Build My Network

In today’s competitive world, your technical, business and social skills combine to make you stand out against your competition. But the real power in getting that message to hiring managers and decision makers at the company where you want to work relies on your building and using a powerful network. The old axiom of “it’s who you know” is true for scientists as much as it is for anyone else. Learn how to initiate conversations at scientific and business meetings, build relationships and leverage those relationships to give you a competitive advantage.


How to get the most out of the video package
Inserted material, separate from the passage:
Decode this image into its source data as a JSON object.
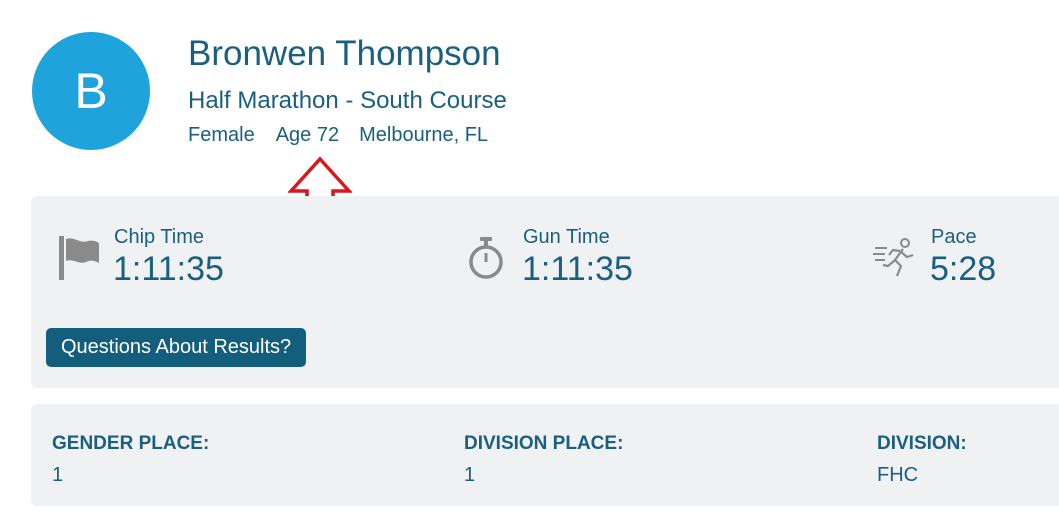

Networking starts with defining your own brand and developing talking points that reflect that brand. Once you are comfortable with your message, you can learn to build your network at scientific, business and social events and develop advocates who can then help get your targeted resume onto the hiring manager’s desk. Effective communications in building your network requires you learning to be a “learner”, so that others will value what you have to say. In addition you must learn to adjust your message so that it adds value to your audience (Social Intelligence). Finally, you also must adjust the technical complexity to your specific audience so that they understand what you do (technical literacy). By combining all these skills you can develop and leverage a powerful network to get you the interview and the job.

Building Your Brand – Getting a job and advancing your career is about marketing your total value, which goes beyond your scientific/technical skills.  In “Building Your Brand” we will look at the skills industry values, and how to relate your own experiences and accomplishments in order to separate you from your competition and make you a more attractive candidate.  Learn how to represent your business and social identities along with your scientific skills to show how you add real value to the organization.
Building Your Network – Getting a Job in today’s competitive environment is as much about WHO you know as it is WHAT you know. Establishing a powerful network of people who can provide you insight into how companies work, knowledge of unadvertised openings, access to hiring managers, and recommendations to support your job application process is a critical step in advancing your career.  In this video we will look at the practical steps you can take to develop your network, and use that network to help you enter the professional workforce and enhance your job security.
Getting Your Resume On The Hiring Manager’s Desk – Getting serious consideration for a job requires that you get noticed by the hiring manager. Competing with 500 – 1500 other candidates by applying online is not the best way to get noticed. In this video we will discuss ways to get your resume to the hiring manager so that you increase your chances of getting and interview, and getting the job.
Communications: Learn to be a “learner” – The single most critical skill to master for a successful transition out of academia is what you already know how to do but have buried for the last several years; be a great Learner. Sure you have to learn a job hunting process, learn about companies, learn about resumes and interviews – but none of that matters if your communication skills are still self centric, dominant and authoritative.  How do you go back to your well honed learning skills in communications that made you an expert?  STOP being the expert and Run you neural patterns to learn about your audience so your communication responses have “meaning and purpose in the world of the audience.”  Communicating with emotional and social intelligence is the theme in business so here is a very simple technique to reawaken your “interpersonal perspective” again!
Communications: Social Intelligence – Upgrading your communication skills is a must when leaving academia. First, you will be interfacing with a wide variety of audiences with little to no science background. Second, you will need to quickly enable a sense of trust in your being a team player. And finally, third, your answer to their questions must meet their needs and interest regarding your science.  It is no longer just about your science, but how your science enhances your audience’s productivity from their perspective. We introduce the most basic communication technique as a first step in your competence development of  socially intelligence communications.
Communications: Technical Literacy – As a new PhD in academia, you have honed your communication skills as an expert and have hours of presentations to other experts. You have for the most part mastered the expert-to-expert audience presentation. Transitioning your career to anything outside of academia, be it business or government or NGO’s, will result in communicating with a variety of audiences. Expert-to-nonexpert audience presentations requires mastery beyond technical content to include affective, persuasive, engaging, participative, shared purpose and shared identity.  This is a 101 introduction as your first step in preparing technical presentations for nontechnical audiences.
Developing Your LinkedIn Profile – coming soon

Other than our videos, here are some resources you can use to gain more information regarding this topic. We will be adding more over time, so make sure to come back to this page. If you find some interesting resource and would like us to consider to post it here, send us a message by clicking here.


Emotional Intelligence: Why It Can Matter More Than IQ – Daniel Golemann


Social Intelligence: The New Science of Human Relationships – Daniel Golemann